Data extracted from a collection
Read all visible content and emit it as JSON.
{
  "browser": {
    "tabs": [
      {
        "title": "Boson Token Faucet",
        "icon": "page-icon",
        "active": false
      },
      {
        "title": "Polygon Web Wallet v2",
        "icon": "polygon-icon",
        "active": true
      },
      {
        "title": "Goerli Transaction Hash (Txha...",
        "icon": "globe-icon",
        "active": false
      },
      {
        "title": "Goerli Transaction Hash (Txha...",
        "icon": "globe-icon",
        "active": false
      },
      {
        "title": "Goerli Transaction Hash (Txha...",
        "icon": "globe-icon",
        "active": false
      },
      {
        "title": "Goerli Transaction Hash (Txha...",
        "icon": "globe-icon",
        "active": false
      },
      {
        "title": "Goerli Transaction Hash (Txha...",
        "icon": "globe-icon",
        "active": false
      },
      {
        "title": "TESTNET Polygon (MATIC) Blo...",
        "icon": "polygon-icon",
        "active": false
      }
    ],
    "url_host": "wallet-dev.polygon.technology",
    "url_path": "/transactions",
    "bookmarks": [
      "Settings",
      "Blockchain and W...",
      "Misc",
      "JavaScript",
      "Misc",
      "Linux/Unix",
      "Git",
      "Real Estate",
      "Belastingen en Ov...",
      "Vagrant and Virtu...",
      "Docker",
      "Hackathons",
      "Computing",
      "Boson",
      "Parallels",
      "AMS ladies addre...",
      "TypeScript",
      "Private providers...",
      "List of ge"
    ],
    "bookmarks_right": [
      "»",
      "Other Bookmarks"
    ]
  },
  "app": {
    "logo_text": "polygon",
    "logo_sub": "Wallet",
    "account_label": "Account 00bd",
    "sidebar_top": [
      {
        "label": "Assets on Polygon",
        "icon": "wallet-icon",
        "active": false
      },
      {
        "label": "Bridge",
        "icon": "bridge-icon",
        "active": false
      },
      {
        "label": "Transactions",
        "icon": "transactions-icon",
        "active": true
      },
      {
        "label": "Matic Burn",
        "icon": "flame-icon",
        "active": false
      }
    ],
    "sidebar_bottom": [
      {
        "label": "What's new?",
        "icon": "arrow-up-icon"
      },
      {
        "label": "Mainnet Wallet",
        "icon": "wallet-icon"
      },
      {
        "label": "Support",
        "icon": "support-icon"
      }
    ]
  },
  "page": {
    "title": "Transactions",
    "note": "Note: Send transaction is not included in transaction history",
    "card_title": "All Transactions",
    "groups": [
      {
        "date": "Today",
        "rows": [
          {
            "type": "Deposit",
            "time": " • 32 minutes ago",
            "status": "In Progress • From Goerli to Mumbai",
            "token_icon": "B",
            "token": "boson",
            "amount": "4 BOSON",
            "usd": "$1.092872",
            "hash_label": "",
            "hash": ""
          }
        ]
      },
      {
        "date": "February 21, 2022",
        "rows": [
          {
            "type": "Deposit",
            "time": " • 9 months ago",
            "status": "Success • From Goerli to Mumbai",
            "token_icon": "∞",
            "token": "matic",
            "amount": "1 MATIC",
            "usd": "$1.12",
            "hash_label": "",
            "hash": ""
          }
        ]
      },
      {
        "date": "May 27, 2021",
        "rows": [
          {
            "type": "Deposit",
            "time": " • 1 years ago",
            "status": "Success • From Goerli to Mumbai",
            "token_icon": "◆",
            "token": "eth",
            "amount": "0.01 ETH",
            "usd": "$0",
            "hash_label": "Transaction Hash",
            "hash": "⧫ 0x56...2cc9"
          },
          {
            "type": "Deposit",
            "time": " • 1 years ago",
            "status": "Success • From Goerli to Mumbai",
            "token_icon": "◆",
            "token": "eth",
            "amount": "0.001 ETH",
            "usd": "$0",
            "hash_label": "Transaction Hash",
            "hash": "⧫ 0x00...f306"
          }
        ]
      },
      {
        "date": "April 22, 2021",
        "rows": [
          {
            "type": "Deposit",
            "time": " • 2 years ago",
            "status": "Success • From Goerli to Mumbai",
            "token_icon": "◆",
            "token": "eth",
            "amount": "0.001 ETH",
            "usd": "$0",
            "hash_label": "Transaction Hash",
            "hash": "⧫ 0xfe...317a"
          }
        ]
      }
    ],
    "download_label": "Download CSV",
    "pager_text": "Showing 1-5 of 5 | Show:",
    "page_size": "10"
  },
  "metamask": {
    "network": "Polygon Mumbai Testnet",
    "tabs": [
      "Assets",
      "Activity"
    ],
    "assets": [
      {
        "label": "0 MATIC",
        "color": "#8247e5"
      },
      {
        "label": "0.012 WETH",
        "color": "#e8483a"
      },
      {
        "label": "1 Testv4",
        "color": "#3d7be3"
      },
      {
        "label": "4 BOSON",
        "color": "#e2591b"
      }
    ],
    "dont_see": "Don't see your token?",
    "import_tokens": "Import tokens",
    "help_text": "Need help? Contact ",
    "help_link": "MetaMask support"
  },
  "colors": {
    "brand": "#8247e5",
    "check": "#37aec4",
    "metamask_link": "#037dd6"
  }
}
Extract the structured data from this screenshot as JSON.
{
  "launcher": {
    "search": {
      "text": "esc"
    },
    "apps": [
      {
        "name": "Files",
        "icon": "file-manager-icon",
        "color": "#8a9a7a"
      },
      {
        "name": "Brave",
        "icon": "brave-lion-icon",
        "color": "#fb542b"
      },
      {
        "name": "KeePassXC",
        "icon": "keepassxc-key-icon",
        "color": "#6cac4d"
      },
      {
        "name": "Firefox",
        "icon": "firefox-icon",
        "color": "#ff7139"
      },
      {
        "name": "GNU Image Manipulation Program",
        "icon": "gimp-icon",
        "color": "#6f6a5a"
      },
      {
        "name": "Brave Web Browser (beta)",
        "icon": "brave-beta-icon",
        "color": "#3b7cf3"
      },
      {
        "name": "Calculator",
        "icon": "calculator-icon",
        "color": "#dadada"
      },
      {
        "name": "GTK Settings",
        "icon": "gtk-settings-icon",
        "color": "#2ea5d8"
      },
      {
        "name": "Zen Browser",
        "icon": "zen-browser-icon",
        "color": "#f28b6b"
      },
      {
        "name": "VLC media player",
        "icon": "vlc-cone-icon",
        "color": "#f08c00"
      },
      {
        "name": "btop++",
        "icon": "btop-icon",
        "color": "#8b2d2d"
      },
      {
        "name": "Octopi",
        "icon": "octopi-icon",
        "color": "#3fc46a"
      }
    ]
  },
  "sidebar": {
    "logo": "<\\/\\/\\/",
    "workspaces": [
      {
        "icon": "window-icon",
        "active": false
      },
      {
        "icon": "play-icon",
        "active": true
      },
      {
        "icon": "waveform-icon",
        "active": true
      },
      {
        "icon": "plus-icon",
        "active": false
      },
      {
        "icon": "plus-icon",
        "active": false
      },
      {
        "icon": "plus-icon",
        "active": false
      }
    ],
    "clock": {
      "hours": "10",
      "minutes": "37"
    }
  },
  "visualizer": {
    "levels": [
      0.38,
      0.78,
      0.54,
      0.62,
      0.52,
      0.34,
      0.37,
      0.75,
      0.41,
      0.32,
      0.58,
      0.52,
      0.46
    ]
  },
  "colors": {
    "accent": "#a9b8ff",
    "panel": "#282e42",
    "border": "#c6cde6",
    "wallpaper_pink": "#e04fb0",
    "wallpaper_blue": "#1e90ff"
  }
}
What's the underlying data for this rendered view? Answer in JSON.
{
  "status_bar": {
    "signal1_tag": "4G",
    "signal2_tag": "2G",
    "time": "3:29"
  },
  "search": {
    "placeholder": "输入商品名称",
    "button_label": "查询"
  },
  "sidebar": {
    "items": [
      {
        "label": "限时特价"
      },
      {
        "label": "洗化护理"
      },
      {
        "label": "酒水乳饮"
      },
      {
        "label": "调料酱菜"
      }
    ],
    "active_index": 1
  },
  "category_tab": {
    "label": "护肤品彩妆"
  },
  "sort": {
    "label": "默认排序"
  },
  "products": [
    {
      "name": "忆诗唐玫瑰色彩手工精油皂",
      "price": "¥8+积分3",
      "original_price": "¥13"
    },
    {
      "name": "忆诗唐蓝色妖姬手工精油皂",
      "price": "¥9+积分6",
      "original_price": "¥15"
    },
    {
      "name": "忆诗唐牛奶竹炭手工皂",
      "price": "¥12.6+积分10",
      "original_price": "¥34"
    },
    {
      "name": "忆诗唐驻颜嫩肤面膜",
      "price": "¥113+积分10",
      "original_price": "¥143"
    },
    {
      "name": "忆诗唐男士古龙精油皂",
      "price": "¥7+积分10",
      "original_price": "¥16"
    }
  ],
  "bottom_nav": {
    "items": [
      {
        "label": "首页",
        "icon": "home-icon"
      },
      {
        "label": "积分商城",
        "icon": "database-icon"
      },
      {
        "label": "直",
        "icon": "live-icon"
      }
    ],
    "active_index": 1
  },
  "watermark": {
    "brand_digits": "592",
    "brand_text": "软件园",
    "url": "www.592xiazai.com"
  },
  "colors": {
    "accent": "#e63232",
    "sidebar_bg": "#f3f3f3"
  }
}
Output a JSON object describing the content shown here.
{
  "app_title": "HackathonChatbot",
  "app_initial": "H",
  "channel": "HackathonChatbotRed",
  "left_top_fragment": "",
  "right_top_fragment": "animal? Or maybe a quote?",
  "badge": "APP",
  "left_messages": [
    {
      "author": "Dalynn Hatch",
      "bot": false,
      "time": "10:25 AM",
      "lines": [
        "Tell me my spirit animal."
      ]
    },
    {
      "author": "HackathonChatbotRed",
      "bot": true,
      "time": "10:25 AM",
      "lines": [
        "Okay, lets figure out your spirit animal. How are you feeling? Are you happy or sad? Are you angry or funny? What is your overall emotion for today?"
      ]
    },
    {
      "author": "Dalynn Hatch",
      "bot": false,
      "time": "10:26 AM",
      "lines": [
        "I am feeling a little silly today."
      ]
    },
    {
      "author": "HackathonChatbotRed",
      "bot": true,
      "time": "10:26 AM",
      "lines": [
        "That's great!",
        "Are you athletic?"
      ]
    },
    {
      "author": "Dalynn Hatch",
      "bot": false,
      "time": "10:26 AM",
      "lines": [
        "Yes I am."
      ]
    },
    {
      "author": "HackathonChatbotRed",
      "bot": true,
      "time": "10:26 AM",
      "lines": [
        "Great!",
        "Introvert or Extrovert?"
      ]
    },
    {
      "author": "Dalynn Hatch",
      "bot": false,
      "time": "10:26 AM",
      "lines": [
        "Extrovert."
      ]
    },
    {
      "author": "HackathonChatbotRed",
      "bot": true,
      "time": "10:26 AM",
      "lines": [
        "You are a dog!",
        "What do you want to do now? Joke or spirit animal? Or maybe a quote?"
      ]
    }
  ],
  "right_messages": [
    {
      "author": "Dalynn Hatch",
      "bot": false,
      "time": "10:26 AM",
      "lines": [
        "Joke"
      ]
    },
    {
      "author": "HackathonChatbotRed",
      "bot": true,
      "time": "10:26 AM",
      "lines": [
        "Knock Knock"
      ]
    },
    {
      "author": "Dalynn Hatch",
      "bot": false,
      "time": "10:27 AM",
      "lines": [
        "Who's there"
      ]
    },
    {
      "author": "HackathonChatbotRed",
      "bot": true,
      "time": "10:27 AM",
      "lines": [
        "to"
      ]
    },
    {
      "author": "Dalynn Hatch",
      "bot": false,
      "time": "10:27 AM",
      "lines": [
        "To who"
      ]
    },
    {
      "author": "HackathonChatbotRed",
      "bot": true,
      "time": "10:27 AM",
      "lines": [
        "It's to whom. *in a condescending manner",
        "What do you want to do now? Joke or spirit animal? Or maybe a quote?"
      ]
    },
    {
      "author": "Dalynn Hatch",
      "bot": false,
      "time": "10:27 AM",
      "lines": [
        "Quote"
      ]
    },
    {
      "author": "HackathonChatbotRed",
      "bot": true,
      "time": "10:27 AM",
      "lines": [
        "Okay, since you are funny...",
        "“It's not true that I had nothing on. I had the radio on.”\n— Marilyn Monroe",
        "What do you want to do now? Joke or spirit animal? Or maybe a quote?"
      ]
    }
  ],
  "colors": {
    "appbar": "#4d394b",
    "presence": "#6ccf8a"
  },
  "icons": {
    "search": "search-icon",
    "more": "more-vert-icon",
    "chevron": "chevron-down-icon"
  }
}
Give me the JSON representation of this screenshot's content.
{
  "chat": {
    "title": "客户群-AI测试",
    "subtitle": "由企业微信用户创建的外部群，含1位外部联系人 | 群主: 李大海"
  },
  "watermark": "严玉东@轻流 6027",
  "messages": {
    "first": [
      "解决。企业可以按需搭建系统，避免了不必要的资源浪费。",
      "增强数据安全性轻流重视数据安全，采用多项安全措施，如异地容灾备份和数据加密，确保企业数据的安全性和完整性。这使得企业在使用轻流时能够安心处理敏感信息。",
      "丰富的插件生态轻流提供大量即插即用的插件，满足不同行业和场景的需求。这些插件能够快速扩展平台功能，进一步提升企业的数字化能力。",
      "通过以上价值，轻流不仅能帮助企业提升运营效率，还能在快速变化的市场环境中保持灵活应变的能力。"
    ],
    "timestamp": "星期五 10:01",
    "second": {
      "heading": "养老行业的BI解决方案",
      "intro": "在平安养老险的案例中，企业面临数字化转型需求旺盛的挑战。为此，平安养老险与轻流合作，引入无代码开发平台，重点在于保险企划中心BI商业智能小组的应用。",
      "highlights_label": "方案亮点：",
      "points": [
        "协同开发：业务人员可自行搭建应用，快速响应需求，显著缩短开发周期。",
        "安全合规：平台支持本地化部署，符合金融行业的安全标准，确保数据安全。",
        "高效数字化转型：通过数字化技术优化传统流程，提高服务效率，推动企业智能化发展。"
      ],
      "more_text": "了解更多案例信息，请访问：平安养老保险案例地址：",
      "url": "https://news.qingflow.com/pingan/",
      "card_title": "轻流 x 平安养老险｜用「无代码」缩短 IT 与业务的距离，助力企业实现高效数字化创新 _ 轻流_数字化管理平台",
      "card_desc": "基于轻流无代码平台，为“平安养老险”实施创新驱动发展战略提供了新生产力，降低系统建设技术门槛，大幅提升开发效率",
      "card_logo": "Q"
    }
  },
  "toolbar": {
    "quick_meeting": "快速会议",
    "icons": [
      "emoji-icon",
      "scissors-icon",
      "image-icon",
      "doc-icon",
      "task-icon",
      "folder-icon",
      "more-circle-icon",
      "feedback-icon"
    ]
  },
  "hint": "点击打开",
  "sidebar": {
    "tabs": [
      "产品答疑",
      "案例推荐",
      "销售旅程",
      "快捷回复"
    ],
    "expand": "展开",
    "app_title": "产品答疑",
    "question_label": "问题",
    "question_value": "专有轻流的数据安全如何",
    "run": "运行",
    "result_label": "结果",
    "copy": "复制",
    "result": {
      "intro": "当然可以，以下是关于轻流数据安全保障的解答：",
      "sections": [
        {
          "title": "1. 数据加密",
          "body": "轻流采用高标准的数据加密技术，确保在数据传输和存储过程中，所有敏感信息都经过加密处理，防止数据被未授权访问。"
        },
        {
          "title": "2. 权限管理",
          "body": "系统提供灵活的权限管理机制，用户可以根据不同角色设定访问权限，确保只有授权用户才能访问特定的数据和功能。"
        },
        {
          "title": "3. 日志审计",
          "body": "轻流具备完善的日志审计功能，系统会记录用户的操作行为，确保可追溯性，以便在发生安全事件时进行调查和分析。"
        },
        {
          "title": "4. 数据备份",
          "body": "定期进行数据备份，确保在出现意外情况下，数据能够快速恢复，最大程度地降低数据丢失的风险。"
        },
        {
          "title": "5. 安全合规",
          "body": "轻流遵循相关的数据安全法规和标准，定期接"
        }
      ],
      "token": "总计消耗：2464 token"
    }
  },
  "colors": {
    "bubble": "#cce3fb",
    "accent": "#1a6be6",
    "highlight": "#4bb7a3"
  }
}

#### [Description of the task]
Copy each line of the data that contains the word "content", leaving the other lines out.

#### [Reply]
Read all visible content and emit it as JSON.
Output a JSON object describing the content shown here.
Give me the JSON representation of this screenshot's content.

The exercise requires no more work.